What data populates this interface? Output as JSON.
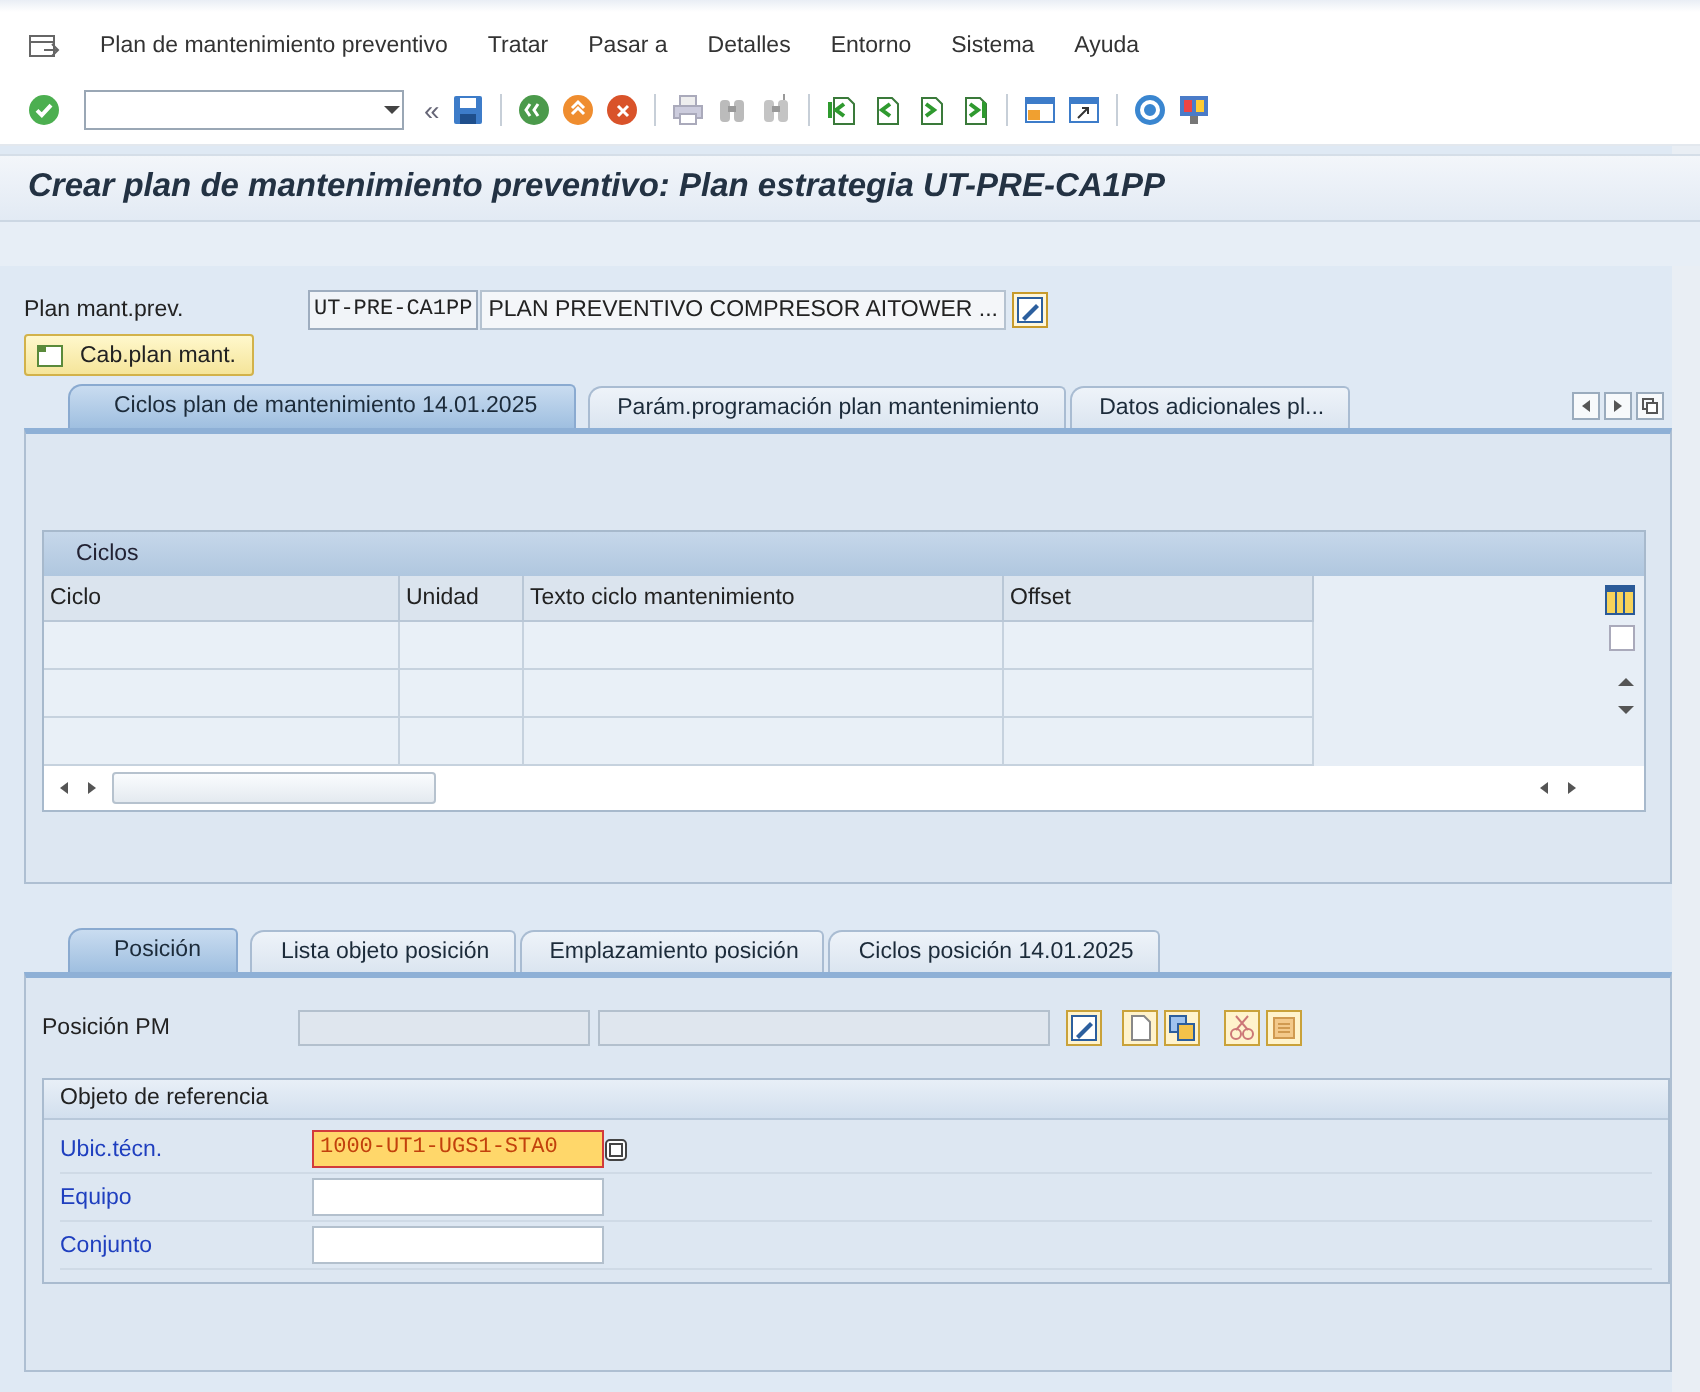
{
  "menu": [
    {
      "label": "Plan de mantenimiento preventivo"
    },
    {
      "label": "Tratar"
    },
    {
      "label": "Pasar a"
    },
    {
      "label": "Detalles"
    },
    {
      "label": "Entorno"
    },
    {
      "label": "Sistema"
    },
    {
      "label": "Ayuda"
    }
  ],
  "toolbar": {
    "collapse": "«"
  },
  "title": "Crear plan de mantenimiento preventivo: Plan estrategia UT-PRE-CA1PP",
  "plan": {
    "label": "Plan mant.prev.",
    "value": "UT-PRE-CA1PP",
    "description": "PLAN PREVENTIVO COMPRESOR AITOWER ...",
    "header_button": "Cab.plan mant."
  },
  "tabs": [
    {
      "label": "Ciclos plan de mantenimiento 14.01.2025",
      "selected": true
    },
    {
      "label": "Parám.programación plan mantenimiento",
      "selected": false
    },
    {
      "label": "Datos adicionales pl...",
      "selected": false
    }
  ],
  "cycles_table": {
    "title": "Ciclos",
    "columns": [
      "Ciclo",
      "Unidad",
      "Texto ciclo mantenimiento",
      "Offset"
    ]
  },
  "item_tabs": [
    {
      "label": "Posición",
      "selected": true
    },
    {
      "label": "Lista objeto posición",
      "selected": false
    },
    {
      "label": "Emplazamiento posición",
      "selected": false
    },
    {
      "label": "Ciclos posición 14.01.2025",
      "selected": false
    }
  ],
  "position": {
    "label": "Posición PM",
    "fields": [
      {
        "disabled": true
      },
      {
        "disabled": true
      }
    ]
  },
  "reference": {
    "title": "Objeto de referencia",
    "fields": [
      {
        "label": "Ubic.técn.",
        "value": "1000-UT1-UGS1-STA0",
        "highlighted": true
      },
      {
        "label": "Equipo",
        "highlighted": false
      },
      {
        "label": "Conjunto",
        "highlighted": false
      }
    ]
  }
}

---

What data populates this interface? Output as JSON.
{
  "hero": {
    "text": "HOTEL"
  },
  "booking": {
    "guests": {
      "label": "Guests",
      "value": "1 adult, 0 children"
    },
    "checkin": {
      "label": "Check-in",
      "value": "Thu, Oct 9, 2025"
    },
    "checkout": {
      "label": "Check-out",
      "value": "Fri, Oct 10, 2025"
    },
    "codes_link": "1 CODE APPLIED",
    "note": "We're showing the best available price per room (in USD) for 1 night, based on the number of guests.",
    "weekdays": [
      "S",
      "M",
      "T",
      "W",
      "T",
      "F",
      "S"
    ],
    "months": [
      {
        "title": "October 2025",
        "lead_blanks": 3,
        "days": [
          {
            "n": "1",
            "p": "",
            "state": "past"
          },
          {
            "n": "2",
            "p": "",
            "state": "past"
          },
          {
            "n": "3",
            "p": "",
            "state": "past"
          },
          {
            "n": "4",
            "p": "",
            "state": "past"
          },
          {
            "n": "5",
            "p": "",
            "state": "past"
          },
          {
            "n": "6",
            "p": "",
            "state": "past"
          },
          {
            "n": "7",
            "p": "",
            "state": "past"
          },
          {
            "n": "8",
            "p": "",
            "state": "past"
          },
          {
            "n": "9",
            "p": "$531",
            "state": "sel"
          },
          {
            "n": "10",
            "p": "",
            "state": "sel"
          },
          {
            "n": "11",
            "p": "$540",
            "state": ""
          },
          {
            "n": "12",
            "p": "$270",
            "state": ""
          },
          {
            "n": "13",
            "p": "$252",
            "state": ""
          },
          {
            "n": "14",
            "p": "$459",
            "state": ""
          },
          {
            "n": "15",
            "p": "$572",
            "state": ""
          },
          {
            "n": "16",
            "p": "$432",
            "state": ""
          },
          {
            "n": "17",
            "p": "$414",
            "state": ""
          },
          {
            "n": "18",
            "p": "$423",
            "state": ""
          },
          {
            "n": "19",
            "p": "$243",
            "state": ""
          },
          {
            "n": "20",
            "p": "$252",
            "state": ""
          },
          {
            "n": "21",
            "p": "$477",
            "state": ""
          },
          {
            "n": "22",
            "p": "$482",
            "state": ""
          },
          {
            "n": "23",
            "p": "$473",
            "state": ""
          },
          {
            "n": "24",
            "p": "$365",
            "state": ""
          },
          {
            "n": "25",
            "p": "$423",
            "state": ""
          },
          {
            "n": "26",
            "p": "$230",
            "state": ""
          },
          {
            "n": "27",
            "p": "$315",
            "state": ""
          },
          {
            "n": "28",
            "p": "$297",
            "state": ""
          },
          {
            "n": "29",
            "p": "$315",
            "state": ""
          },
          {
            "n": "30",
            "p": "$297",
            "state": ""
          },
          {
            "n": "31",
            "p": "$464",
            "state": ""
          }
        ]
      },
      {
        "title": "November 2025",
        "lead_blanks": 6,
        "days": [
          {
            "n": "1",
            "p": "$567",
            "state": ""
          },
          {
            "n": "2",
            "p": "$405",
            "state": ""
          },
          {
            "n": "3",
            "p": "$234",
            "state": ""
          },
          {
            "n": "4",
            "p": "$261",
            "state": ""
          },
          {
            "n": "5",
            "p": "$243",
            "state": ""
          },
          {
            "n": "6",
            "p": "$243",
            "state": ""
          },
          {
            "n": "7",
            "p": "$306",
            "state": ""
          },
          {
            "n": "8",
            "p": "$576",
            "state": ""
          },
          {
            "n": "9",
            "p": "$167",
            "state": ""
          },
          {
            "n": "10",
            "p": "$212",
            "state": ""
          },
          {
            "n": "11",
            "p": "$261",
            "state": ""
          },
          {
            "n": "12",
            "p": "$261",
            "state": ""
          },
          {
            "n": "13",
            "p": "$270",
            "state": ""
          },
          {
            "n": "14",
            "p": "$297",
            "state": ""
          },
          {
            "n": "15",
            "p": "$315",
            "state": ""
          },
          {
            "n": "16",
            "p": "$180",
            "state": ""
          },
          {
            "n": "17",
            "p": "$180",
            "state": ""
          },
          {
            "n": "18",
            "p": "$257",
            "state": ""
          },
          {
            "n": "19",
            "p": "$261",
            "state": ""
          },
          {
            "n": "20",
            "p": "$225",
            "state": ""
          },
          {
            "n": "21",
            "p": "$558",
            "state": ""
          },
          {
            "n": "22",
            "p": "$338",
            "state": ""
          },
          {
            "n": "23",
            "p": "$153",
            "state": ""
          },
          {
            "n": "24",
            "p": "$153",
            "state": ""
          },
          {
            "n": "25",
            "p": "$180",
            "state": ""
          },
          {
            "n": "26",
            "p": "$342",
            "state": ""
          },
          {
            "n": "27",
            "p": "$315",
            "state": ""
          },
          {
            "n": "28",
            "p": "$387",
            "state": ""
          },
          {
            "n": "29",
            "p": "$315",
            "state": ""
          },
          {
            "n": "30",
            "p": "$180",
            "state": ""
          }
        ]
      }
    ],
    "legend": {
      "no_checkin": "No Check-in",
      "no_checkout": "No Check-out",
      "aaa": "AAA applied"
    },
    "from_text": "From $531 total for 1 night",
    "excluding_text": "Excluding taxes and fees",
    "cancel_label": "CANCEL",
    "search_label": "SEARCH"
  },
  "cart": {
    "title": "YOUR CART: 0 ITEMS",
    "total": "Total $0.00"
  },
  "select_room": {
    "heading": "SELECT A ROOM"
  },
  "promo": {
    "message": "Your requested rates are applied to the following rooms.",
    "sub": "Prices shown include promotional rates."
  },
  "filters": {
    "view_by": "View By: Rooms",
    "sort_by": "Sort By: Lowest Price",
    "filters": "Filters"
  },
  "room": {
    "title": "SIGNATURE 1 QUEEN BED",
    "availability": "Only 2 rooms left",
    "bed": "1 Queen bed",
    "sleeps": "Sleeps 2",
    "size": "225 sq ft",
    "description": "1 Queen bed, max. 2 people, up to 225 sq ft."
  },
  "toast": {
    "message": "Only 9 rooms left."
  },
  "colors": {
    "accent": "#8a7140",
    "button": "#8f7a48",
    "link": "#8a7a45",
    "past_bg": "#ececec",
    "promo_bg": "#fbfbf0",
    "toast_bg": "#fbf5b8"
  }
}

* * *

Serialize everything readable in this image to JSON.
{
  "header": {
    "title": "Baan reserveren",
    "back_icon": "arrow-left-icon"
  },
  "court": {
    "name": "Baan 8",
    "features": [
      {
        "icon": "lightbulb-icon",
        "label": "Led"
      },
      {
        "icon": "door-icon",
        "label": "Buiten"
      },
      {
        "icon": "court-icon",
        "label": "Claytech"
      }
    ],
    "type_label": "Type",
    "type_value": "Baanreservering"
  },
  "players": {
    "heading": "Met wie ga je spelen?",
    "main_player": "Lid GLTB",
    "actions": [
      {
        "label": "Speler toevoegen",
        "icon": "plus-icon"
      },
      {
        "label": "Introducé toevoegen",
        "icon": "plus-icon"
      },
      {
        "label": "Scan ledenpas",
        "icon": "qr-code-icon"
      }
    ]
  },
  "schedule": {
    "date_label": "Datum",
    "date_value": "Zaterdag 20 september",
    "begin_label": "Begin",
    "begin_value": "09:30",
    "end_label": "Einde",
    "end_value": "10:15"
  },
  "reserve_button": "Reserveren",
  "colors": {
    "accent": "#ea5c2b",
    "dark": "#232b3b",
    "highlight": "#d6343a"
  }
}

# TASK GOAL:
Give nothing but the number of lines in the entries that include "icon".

# EXERCISE ANSWER:
7